Hector Raul Javkin
Speech Technol. Lab., Panasonic Technol., Inc., 3888 State St., Santa Barbara, CA 93105
Speech synthesis by rule and its subsequent development into text-to-speech have progressed into both science and technology for use by the general population, particularly by persons with disabilities. This paper briefly reviews the advances in speech synthesis by rule and text-to-speech and then focuses on a new development---the use of text-to-speech in a speech training system for deaf children. The method uses the acoustic parameters that a text-to-speech system supplies to its formant synthesizer and converts them to pseudoarticulatory parameters equivalent to parameters measured from instruments monitoring the child's production. For example, the relative frequencies of the nasal pole and nasal zero are converted to a ``nasalization index'' equivalent to the output of a nasal sensor.
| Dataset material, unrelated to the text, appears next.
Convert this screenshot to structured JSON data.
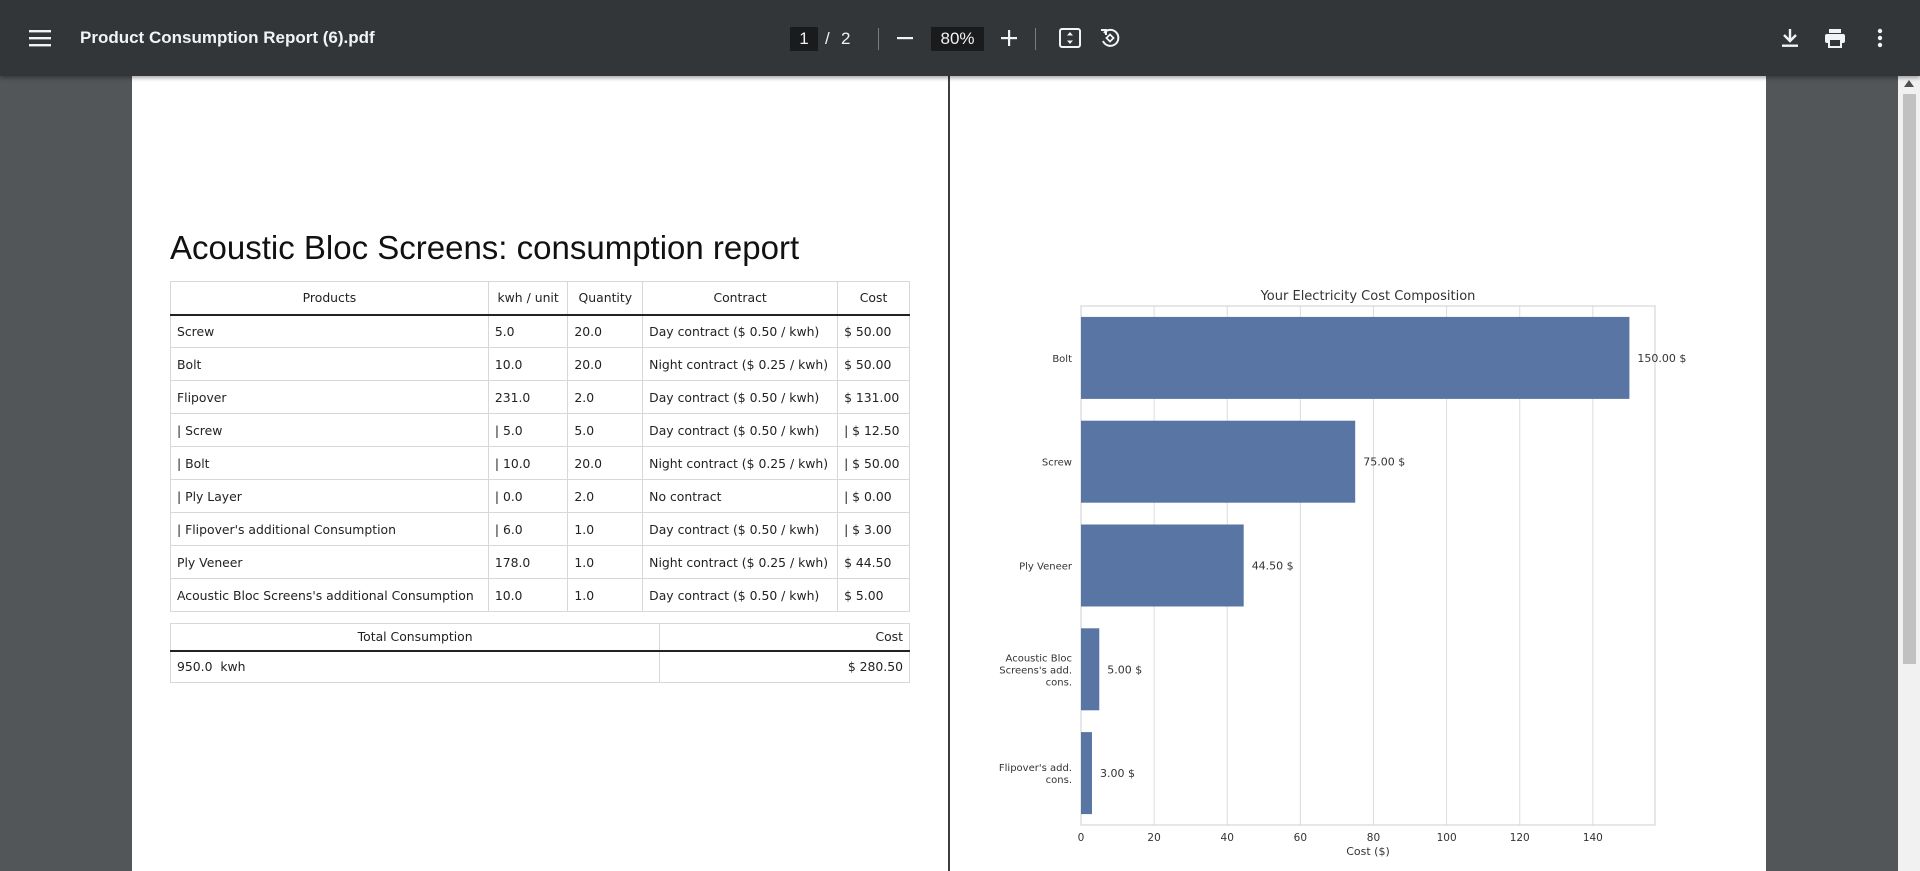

The method enables a student to type any utterance she/he wants to learn and see a representation of the articulation of that utterance that corresponds to the feedback received from instruments. Preliminary testing of the use of the method will be reported.